This issue of Expedition is devoted entirely to the involvement of the University Museum in Egyptology, from the 1890’s to the present, and thus provides information directly connected with the special exhibition The Search for Ancient Egypt: University Museum Excavations 1890-1979, partly funded by a N.E.H. grant of $41,000, and co-directed by Drs. David O’Connor and David Silverman of the Egyptian Section.

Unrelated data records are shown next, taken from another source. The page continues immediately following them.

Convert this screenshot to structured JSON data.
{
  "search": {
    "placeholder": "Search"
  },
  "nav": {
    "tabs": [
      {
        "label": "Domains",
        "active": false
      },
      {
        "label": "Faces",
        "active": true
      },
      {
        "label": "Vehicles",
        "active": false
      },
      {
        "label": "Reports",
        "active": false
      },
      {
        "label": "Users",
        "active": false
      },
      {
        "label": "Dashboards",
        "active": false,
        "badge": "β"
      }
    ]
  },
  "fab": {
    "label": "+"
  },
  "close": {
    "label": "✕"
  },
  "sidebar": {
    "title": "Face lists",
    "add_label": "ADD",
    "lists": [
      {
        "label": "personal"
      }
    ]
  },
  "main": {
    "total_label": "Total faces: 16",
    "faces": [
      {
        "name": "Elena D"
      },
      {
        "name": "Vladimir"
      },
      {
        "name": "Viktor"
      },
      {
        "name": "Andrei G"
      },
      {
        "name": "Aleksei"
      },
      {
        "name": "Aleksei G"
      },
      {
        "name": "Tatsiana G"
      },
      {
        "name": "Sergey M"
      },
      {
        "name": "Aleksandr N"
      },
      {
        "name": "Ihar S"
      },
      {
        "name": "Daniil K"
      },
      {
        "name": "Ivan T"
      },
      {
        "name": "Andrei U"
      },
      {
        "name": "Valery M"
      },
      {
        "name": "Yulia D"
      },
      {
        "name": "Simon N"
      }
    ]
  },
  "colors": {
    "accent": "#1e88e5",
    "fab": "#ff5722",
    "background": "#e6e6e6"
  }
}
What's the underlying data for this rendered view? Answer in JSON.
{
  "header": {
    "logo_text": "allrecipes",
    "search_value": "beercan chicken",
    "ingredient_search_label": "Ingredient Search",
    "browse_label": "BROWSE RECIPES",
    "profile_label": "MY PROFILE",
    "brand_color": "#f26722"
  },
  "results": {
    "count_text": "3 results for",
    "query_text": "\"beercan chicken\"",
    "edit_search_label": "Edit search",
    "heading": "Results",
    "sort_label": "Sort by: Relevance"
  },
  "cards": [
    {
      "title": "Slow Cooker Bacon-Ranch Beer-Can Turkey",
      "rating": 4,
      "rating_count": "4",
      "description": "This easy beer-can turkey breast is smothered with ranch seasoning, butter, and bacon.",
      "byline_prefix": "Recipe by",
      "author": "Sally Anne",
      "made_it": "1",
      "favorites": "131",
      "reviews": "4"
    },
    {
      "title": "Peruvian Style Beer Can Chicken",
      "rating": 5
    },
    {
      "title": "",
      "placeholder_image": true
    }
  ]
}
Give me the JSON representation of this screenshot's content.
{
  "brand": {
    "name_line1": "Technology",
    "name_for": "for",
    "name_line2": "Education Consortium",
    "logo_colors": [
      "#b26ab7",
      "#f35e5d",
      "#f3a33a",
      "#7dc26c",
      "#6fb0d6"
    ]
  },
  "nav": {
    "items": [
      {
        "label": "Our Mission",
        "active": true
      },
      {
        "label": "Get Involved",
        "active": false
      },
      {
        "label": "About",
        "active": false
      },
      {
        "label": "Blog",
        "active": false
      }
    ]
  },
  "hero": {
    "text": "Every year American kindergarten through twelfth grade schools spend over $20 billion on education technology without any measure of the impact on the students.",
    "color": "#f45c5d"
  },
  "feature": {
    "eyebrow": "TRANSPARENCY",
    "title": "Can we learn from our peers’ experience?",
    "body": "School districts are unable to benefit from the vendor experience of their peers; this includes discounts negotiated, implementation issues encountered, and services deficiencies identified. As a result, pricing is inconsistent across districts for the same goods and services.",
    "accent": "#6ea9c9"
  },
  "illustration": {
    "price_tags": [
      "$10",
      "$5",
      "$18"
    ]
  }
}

This exhibition is unusual in that the University Museum’s Egyptological collections were almost all acquired directly from excavation, rather than from purchases via the saleroom. Despite the high prices that Egyptian material commands in the salerooms, the cost of conducting properly controlled scientific excavation and research is even higher. The Eckley B. Coxe, Jr. Fund was the single source of funding for the Egyptian Section of the University Museum, and its excavations, until the 1950’s. Since then, alas, progressively rising inflation has eroded the value of the Fund, and the Museum’s Egyptian Section has now entered a crucial phase. The Section’s staff has raised over $1,000,000 in United States and Canadian Government grants since the 1960’s to fund excavation (for which the Coxe Fund has long been insufficient), but now even the essential permanent core of professional Egyptologists can no longer be fully maintained by the Fund. The Section’s permanent endowment must be very substantially increased if the Museum is to remain a leader in Egyptological excavation, research and teaching, and if the heavy publication and museological responsibilities incurred during nearly a century of fieldwork are to be met.
Dr. David O’Connor and the Director of the Museum earnestly request the support and advice of the Museum’s many interested friends. It would be ironic if the present innovative presentation should prove to be the last major exhibition of scientifically excavated ancient Egyptian material that our University Museum can manage to display.
Bernard Wailes, Editor